RECORDS:
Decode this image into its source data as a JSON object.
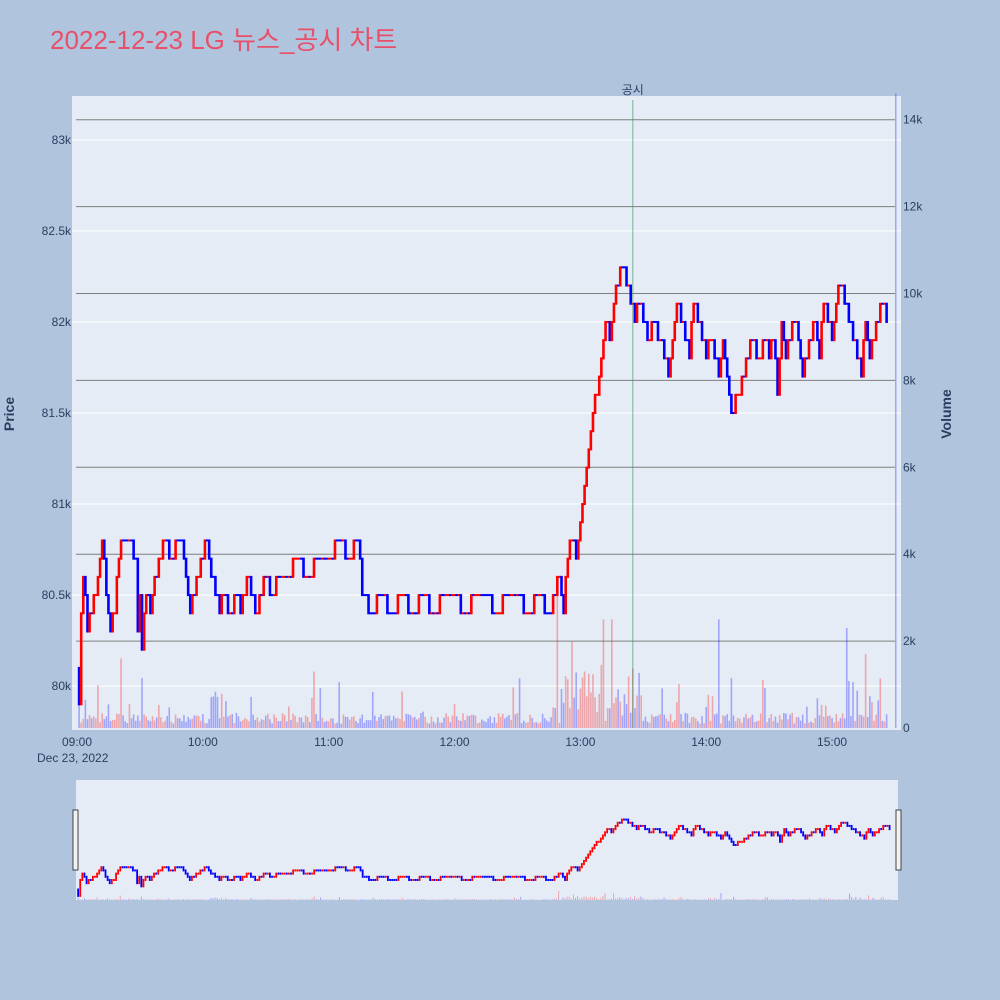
{
  "title": "2022-12-23 LG 뉴스_공시 차트",
  "colors": {
    "title": "#e8506a",
    "up": "#ff0000",
    "down": "#0000ff",
    "plot_bg": "#e5ecf6",
    "page_bg": "#b0c4de",
    "annotation_line": "#2e8b57"
  },
  "chart_data": {
    "type": "candlestick",
    "xlabel": "",
    "x_tick_labels": [
      "09:00",
      "10:00",
      "11:00",
      "12:00",
      "13:00",
      "14:00",
      "15:00"
    ],
    "x_sublabel": "Dec 23, 2022",
    "ylabel": "Price",
    "y_ticks": [
      80000,
      80500,
      81000,
      81500,
      82000,
      82500,
      83000
    ],
    "y_tick_labels": [
      "80k",
      "80.5k",
      "81k",
      "81.5k",
      "82k",
      "82.5k",
      "83k"
    ],
    "ylim": [
      79770,
      83230
    ],
    "y2label": "Volume",
    "y2_ticks": [
      0,
      2000,
      4000,
      6000,
      8000,
      10000,
      12000,
      14000
    ],
    "y2_tick_labels": [
      "0",
      "2k",
      "4k",
      "6k",
      "8k",
      "10k",
      "12k",
      "14k"
    ],
    "y2lim": [
      0,
      14500
    ],
    "x_range_minutes": [
      0,
      390
    ],
    "annotation": {
      "label": "공시",
      "minute": 265
    },
    "price_path": [
      [
        0,
        80100
      ],
      [
        1,
        79900
      ],
      [
        2,
        80400
      ],
      [
        3,
        80600
      ],
      [
        5,
        80300
      ],
      [
        7,
        80400
      ],
      [
        10,
        80600
      ],
      [
        12,
        80800
      ],
      [
        14,
        80500
      ],
      [
        16,
        80300
      ],
      [
        18,
        80400
      ],
      [
        20,
        80700
      ],
      [
        22,
        80800
      ],
      [
        25,
        80800
      ],
      [
        28,
        80700
      ],
      [
        29,
        80300
      ],
      [
        30,
        80500
      ],
      [
        31,
        80200
      ],
      [
        33,
        80500
      ],
      [
        35,
        80400
      ],
      [
        37,
        80600
      ],
      [
        40,
        80700
      ],
      [
        42,
        80800
      ],
      [
        45,
        80700
      ],
      [
        48,
        80800
      ],
      [
        50,
        80800
      ],
      [
        52,
        80600
      ],
      [
        54,
        80400
      ],
      [
        56,
        80500
      ],
      [
        58,
        80600
      ],
      [
        60,
        80700
      ],
      [
        62,
        80800
      ],
      [
        64,
        80600
      ],
      [
        66,
        80500
      ],
      [
        68,
        80400
      ],
      [
        70,
        80500
      ],
      [
        73,
        80400
      ],
      [
        76,
        80500
      ],
      [
        78,
        80400
      ],
      [
        80,
        80500
      ],
      [
        82,
        80600
      ],
      [
        85,
        80400
      ],
      [
        88,
        80500
      ],
      [
        90,
        80600
      ],
      [
        93,
        80500
      ],
      [
        96,
        80600
      ],
      [
        100,
        80600
      ],
      [
        105,
        80700
      ],
      [
        110,
        80600
      ],
      [
        115,
        80700
      ],
      [
        120,
        80700
      ],
      [
        125,
        80800
      ],
      [
        130,
        80700
      ],
      [
        134,
        80800
      ],
      [
        136,
        80500
      ],
      [
        140,
        80400
      ],
      [
        145,
        80500
      ],
      [
        150,
        80400
      ],
      [
        155,
        80500
      ],
      [
        160,
        80400
      ],
      [
        165,
        80500
      ],
      [
        170,
        80400
      ],
      [
        175,
        80500
      ],
      [
        180,
        80500
      ],
      [
        185,
        80400
      ],
      [
        190,
        80500
      ],
      [
        195,
        80500
      ],
      [
        200,
        80400
      ],
      [
        205,
        80500
      ],
      [
        210,
        80500
      ],
      [
        215,
        80400
      ],
      [
        220,
        80500
      ],
      [
        225,
        80400
      ],
      [
        228,
        80500
      ],
      [
        230,
        80600
      ],
      [
        232,
        80400
      ],
      [
        234,
        80700
      ],
      [
        236,
        80800
      ],
      [
        238,
        80700
      ],
      [
        240,
        80900
      ],
      [
        242,
        81100
      ],
      [
        244,
        81300
      ],
      [
        246,
        81500
      ],
      [
        248,
        81600
      ],
      [
        250,
        81800
      ],
      [
        252,
        82000
      ],
      [
        254,
        81900
      ],
      [
        256,
        82100
      ],
      [
        258,
        82200
      ],
      [
        260,
        82300
      ],
      [
        262,
        82200
      ],
      [
        264,
        82100
      ],
      [
        266,
        82000
      ],
      [
        268,
        82100
      ],
      [
        270,
        82000
      ],
      [
        272,
        81900
      ],
      [
        275,
        82000
      ],
      [
        278,
        81900
      ],
      [
        280,
        81800
      ],
      [
        282,
        81700
      ],
      [
        284,
        81900
      ],
      [
        286,
        82100
      ],
      [
        288,
        82000
      ],
      [
        290,
        81900
      ],
      [
        292,
        81800
      ],
      [
        294,
        82100
      ],
      [
        296,
        82000
      ],
      [
        298,
        81900
      ],
      [
        300,
        81800
      ],
      [
        302,
        81900
      ],
      [
        304,
        81800
      ],
      [
        306,
        81700
      ],
      [
        308,
        81900
      ],
      [
        310,
        81700
      ],
      [
        312,
        81500
      ],
      [
        315,
        81600
      ],
      [
        318,
        81700
      ],
      [
        320,
        81800
      ],
      [
        322,
        81900
      ],
      [
        325,
        81800
      ],
      [
        328,
        81900
      ],
      [
        330,
        81800
      ],
      [
        332,
        81900
      ],
      [
        334,
        81600
      ],
      [
        336,
        82000
      ],
      [
        338,
        81800
      ],
      [
        340,
        81900
      ],
      [
        342,
        82000
      ],
      [
        344,
        81900
      ],
      [
        346,
        81700
      ],
      [
        348,
        81800
      ],
      [
        350,
        81900
      ],
      [
        352,
        82000
      ],
      [
        354,
        81800
      ],
      [
        356,
        82100
      ],
      [
        358,
        82000
      ],
      [
        360,
        81900
      ],
      [
        362,
        82100
      ],
      [
        364,
        82200
      ],
      [
        366,
        82100
      ],
      [
        368,
        82000
      ],
      [
        370,
        81900
      ],
      [
        372,
        81800
      ],
      [
        374,
        81700
      ],
      [
        376,
        82000
      ],
      [
        378,
        81800
      ],
      [
        380,
        81900
      ],
      [
        382,
        82000
      ],
      [
        384,
        82100
      ],
      [
        386,
        82000
      ]
    ],
    "series": [
      {
        "name": "",
        "type": "candlestick"
      },
      {
        "name": "",
        "type": "volume"
      }
    ]
  }
}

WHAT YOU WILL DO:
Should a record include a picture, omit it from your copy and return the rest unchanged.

OUTPUT:
Decode this image into its source data as a JSON object.
{
  "title": "2022-12-23 LG 뉴스_공시 차트",
  "colors": {
    "title": "#e8506a",
    "up": "#ff0000",
    "down": "#0000ff",
    "plot_bg": "#e5ecf6",
    "page_bg": "#b0c4de",
    "annotation_line": "#2e8b57"
  },
  "chart_data": {
    "type": "candlestick",
    "xlabel": "",
    "x_tick_labels": [
      "09:00",
      "10:00",
      "11:00",
      "12:00",
      "13:00",
      "14:00",
      "15:00"
    ],
    "x_sublabel": "Dec 23, 2022",
    "ylabel": "Price",
    "y_ticks": [
      80000,
      80500,
      81000,
      81500,
      82000,
      82500,
      83000
    ],
    "y_tick_labels": [
      "80k",
      "80.5k",
      "81k",
      "81.5k",
      "82k",
      "82.5k",
      "83k"
    ],
    "ylim": [
      79770,
      83230
    ],
    "y2label": "Volume",
    "y2_ticks": [
      0,
      2000,
      4000,
      6000,
      8000,
      10000,
      12000,
      14000
    ],
    "y2_tick_labels": [
      "0",
      "2k",
      "4k",
      "6k",
      "8k",
      "10k",
      "12k",
      "14k"
    ],
    "y2lim": [
      0,
      14500
    ],
    "x_range_minutes": [
      0,
      390
    ],
    "annotation": {
      "label": "공시",
      "minute": 265
    },
    "price_path": [
      [
        0,
        80100
      ],
      [
        1,
        79900
      ],
      [
        2,
        80400
      ],
      [
        3,
        80600
      ],
      [
        5,
        80300
      ],
      [
        7,
        80400
      ],
      [
        10,
        80600
      ],
      [
        12,
        80800
      ],
      [
        14,
        80500
      ],
      [
        16,
        80300
      ],
      [
        18,
        80400
      ],
      [
        20,
        80700
      ],
      [
        22,
        80800
      ],
      [
        25,
        80800
      ],
      [
        28,
        80700
      ],
      [
        29,
        80300
      ],
      [
        30,
        80500
      ],
      [
        31,
        80200
      ],
      [
        33,
        80500
      ],
      [
        35,
        80400
      ],
      [
        37,
        80600
      ],
      [
        40,
        80700
      ],
      [
        42,
        80800
      ],
      [
        45,
        80700
      ],
      [
        48,
        80800
      ],
      [
        50,
        80800
      ],
      [
        52,
        80600
      ],
      [
        54,
        80400
      ],
      [
        56,
        80500
      ],
      [
        58,
        80600
      ],
      [
        60,
        80700
      ],
      [
        62,
        80800
      ],
      [
        64,
        80600
      ],
      [
        66,
        80500
      ],
      [
        68,
        80400
      ],
      [
        70,
        80500
      ],
      [
        73,
        80400
      ],
      [
        76,
        80500
      ],
      [
        78,
        80400
      ],
      [
        80,
        80500
      ],
      [
        82,
        80600
      ],
      [
        85,
        80400
      ],
      [
        88,
        80500
      ],
      [
        90,
        80600
      ],
      [
        93,
        80500
      ],
      [
        96,
        80600
      ],
      [
        100,
        80600
      ],
      [
        105,
        80700
      ],
      [
        110,
        80600
      ],
      [
        115,
        80700
      ],
      [
        120,
        80700
      ],
      [
        125,
        80800
      ],
      [
        130,
        80700
      ],
      [
        134,
        80800
      ],
      [
        136,
        80500
      ],
      [
        140,
        80400
      ],
      [
        145,
        80500
      ],
      [
        150,
        80400
      ],
      [
        155,
        80500
      ],
      [
        160,
        80400
      ],
      [
        165,
        80500
      ],
      [
        170,
        80400
      ],
      [
        175,
        80500
      ],
      [
        180,
        80500
      ],
      [
        185,
        80400
      ],
      [
        190,
        80500
      ],
      [
        195,
        80500
      ],
      [
        200,
        80400
      ],
      [
        205,
        80500
      ],
      [
        210,
        80500
      ],
      [
        215,
        80400
      ],
      [
        220,
        80500
      ],
      [
        225,
        80400
      ],
      [
        228,
        80500
      ],
      [
        230,
        80600
      ],
      [
        232,
        80400
      ],
      [
        234,
        80700
      ],
      [
        236,
        80800
      ],
      [
        238,
        80700
      ],
      [
        240,
        80900
      ],
      [
        242,
        81100
      ],
      [
        244,
        81300
      ],
      [
        246,
        81500
      ],
      [
        248,
        81600
      ],
      [
        250,
        81800
      ],
      [
        252,
        82000
      ],
      [
        254,
        81900
      ],
      [
        256,
        82100
      ],
      [
        258,
        82200
      ],
      [
        260,
        82300
      ],
      [
        262,
        82200
      ],
      [
        264,
        82100
      ],
      [
        266,
        82000
      ],
      [
        268,
        82100
      ],
      [
        270,
        82000
      ],
      [
        272,
        81900
      ],
      [
        275,
        82000
      ],
      [
        278,
        81900
      ],
      [
        280,
        81800
      ],
      [
        282,
        81700
      ],
      [
        284,
        81900
      ],
      [
        286,
        82100
      ],
      [
        288,
        82000
      ],
      [
        290,
        81900
      ],
      [
        292,
        81800
      ],
      [
        294,
        82100
      ],
      [
        296,
        82000
      ],
      [
        298,
        81900
      ],
      [
        300,
        81800
      ],
      [
        302,
        81900
      ],
      [
        304,
        81800
      ],
      [
        306,
        81700
      ],
      [
        308,
        81900
      ],
      [
        310,
        81700
      ],
      [
        312,
        81500
      ],
      [
        315,
        81600
      ],
      [
        318,
        81700
      ],
      [
        320,
        81800
      ],
      [
        322,
        81900
      ],
      [
        325,
        81800
      ],
      [
        328,
        81900
      ],
      [
        330,
        81800
      ],
      [
        332,
        81900
      ],
      [
        334,
        81600
      ],
      [
        336,
        82000
      ],
      [
        338,
        81800
      ],
      [
        340,
        81900
      ],
      [
        342,
        82000
      ],
      [
        344,
        81900
      ],
      [
        346,
        81700
      ],
      [
        348,
        81800
      ],
      [
        350,
        81900
      ],
      [
        352,
        82000
      ],
      [
        354,
        81800
      ],
      [
        356,
        82100
      ],
      [
        358,
        82000
      ],
      [
        360,
        81900
      ],
      [
        362,
        82100
      ],
      [
        364,
        82200
      ],
      [
        366,
        82100
      ],
      [
        368,
        82000
      ],
      [
        370,
        81900
      ],
      [
        372,
        81800
      ],
      [
        374,
        81700
      ],
      [
        376,
        82000
      ],
      [
        378,
        81800
      ],
      [
        380,
        81900
      ],
      [
        382,
        82000
      ],
      [
        384,
        82100
      ],
      [
        386,
        82000
      ]
    ],
    "series": [
      {
        "name": "",
        "type": "candlestick"
      },
      {
        "name": "",
        "type": "volume"
      }
    ]
  }
}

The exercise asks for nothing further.